▸ THE TASK
Would you retype the whole listing verbatim, keeping pictures out of it?

▸ EXTRACTED ENTRIES
━━━━
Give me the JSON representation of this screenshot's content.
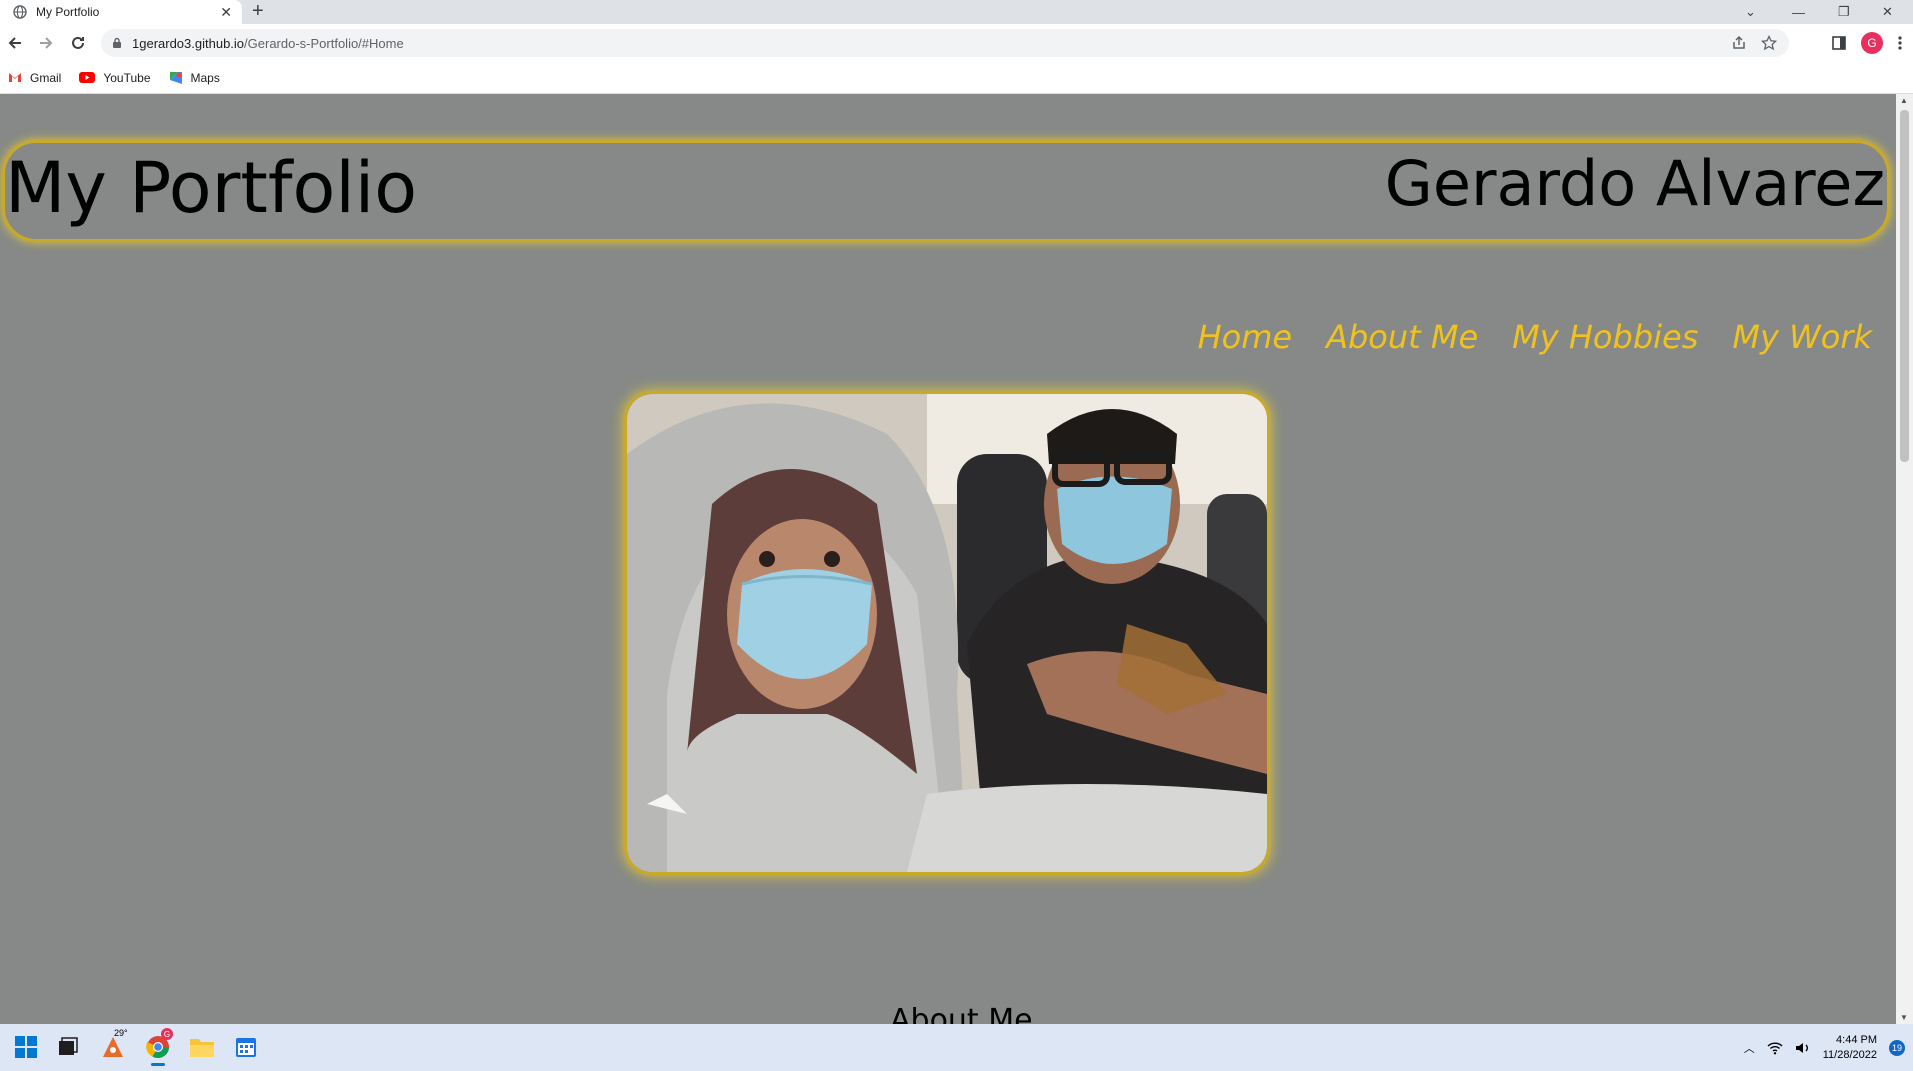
{
  "browser": {
    "tab_title": "My Portfolio",
    "new_tab": "+",
    "url_host": "1gerardo3.github.io",
    "url_path": "/Gerardo-s-Portfolio/#Home",
    "avatar_letter": "G",
    "bookmarks": [
      {
        "label": "Gmail",
        "icon": "gmail-icon"
      },
      {
        "label": "YouTube",
        "icon": "youtube-icon"
      },
      {
        "label": "Maps",
        "icon": "maps-icon"
      }
    ]
  },
  "page": {
    "site_title": "My Portfolio",
    "owner_name": "Gerardo Alvarez",
    "nav": [
      "Home",
      "About Me",
      "My Hobbies",
      "My Work"
    ],
    "peek_heading": "About Me",
    "accent_color": "#f0c21e",
    "background_color": "#868987"
  },
  "taskbar": {
    "weather_temp": "29°",
    "chrome_badge": "G",
    "time": "4:44 PM",
    "date": "11/28/2022",
    "notification_count": "19"
  }
}
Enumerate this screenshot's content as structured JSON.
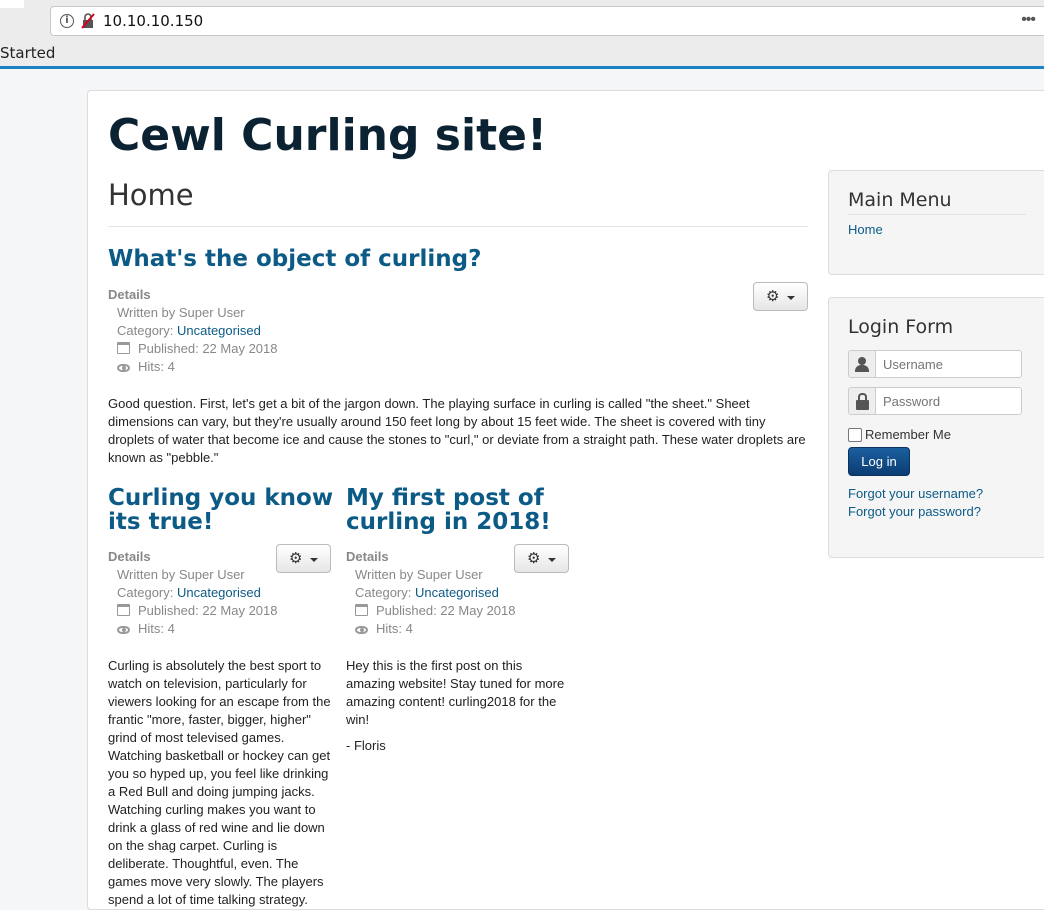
{
  "browser": {
    "url": "10.10.10.150",
    "bookmark_label": "Started",
    "more_label": "•••"
  },
  "site": {
    "title": "Cewl Curling site!",
    "page_heading": "Home"
  },
  "articles": [
    {
      "title": "What's the object of curling?",
      "details_label": "Details",
      "author": "Written by Super User",
      "category_label": "Category: ",
      "category": "Uncategorised",
      "published": "Published: 22 May 2018",
      "hits": "Hits: 4",
      "body": "Good question. First, let's get a bit of the jargon down. The playing surface in curling is called \"the sheet.\" Sheet dimensions can vary, but they're usually around 150 feet long by about 15 feet wide. The sheet is covered with tiny droplets of water that become ice and cause the stones to \"curl,\" or deviate from a straight path. These water droplets are known as \"pebble.\""
    },
    {
      "title": "Curling you know its true!",
      "details_label": "Details",
      "author": "Written by Super User",
      "category_label": "Category: ",
      "category": "Uncategorised",
      "published": "Published: 22 May 2018",
      "hits": "Hits: 4",
      "body": "Curling is absolutely the best sport to watch on television, particularly for viewers looking for an escape from the frantic \"more, faster, bigger, higher\" grind of most televised games. Watching basketball or hockey can get you so hyped up, you feel like drinking a Red Bull and doing jumping jacks. Watching curling makes you want to drink a glass of red wine and lie down on the shag carpet. Curling is deliberate. Thoughtful, even. The games move very slowly. The players spend a lot of time talking strategy."
    },
    {
      "title": "My first post of curling in 2018!",
      "details_label": "Details",
      "author": "Written by Super User",
      "category_label": "Category: ",
      "category": "Uncategorised",
      "published": "Published: 22 May 2018",
      "hits": "Hits: 4",
      "body": "Hey this is the first post on this amazing website! Stay tuned for more amazing content! curling2018 for the win!",
      "signature": "- Floris"
    }
  ],
  "sidebar": {
    "main_menu": {
      "title": "Main Menu",
      "items": [
        "Home"
      ]
    },
    "login_form": {
      "title": "Login Form",
      "username_placeholder": "Username",
      "password_placeholder": "Password",
      "remember_label": "Remember Me",
      "login_button": "Log in",
      "forgot_username": "Forgot your username?",
      "forgot_password": "Forgot your password?"
    }
  },
  "icons": {
    "gear": "⚙",
    "info": "i"
  },
  "colors": {
    "link": "#0c5a86",
    "title": "#0b2233",
    "accent": "#1b82c4",
    "primary_button": "#0c3c74"
  }
}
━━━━
▸ REPLY TO THE EXERCISE
Give me the JSON representation of this screenshot's content.
{
  "browser": {
    "tab_title": "My Portfolio",
    "new_tab": "+",
    "url_host": "1gerardo3.github.io",
    "url_path": "/Gerardo-s-Portfolio/#Home",
    "avatar_letter": "G",
    "bookmarks": [
      {
        "label": "Gmail",
        "icon": "gmail-icon"
      },
      {
        "label": "YouTube",
        "icon": "youtube-icon"
      },
      {
        "label": "Maps",
        "icon": "maps-icon"
      }
    ]
  },
  "page": {
    "site_title": "My Portfolio",
    "owner_name": "Gerardo Alvarez",
    "nav": [
      "Home",
      "About Me",
      "My Hobbies",
      "My Work"
    ],
    "peek_heading": "About Me",
    "accent_color": "#f0c21e",
    "background_color": "#868987"
  },
  "taskbar": {
    "weather_temp": "29°",
    "chrome_badge": "G",
    "time": "4:44 PM",
    "date": "11/28/2022",
    "notification_count": "19"
  }
}
Enumerate this screenshot's content as structured JSON.
{
  "browser": {
    "url": "10.10.10.150",
    "bookmark_label": "Started",
    "more_label": "•••"
  },
  "site": {
    "title": "Cewl Curling site!",
    "page_heading": "Home"
  },
  "articles": [
    {
      "title": "What's the object of curling?",
      "details_label": "Details",
      "author": "Written by Super User",
      "category_label": "Category: ",
      "category": "Uncategorised",
      "published": "Published: 22 May 2018",
      "hits": "Hits: 4",
      "body": "Good question. First, let's get a bit of the jargon down. The playing surface in curling is called \"the sheet.\" Sheet dimensions can vary, but they're usually around 150 feet long by about 15 feet wide. The sheet is covered with tiny droplets of water that become ice and cause the stones to \"curl,\" or deviate from a straight path. These water droplets are known as \"pebble.\""
    },
    {
      "title": "Curling you know its true!",
      "details_label": "Details",
      "author": "Written by Super User",
      "category_label": "Category: ",
      "category": "Uncategorised",
      "published": "Published: 22 May 2018",
      "hits": "Hits: 4",
      "body": "Curling is absolutely the best sport to watch on television, particularly for viewers looking for an escape from the frantic \"more, faster, bigger, higher\" grind of most televised games. Watching basketball or hockey can get you so hyped up, you feel like drinking a Red Bull and doing jumping jacks. Watching curling makes you want to drink a glass of red wine and lie down on the shag carpet. Curling is deliberate. Thoughtful, even. The games move very slowly. The players spend a lot of time talking strategy."
    },
    {
      "title": "My first post of curling in 2018!",
      "details_label": "Details",
      "author": "Written by Super User",
      "category_label": "Category: ",
      "category": "Uncategorised",
      "published": "Published: 22 May 2018",
      "hits": "Hits: 4",
      "body": "Hey this is the first post on this amazing website! Stay tuned for more amazing content! curling2018 for the win!",
      "signature": "- Floris"
    }
  ],
  "sidebar": {
    "main_menu": {
      "title": "Main Menu",
      "items": [
        "Home"
      ]
    },
    "login_form": {
      "title": "Login Form",
      "username_placeholder": "Username",
      "password_placeholder": "Password",
      "remember_label": "Remember Me",
      "login_button": "Log in",
      "forgot_username": "Forgot your username?",
      "forgot_password": "Forgot your password?"
    }
  },
  "icons": {
    "gear": "⚙",
    "info": "i"
  },
  "colors": {
    "link": "#0c5a86",
    "title": "#0b2233",
    "accent": "#1b82c4",
    "primary_button": "#0c3c74"
  }
}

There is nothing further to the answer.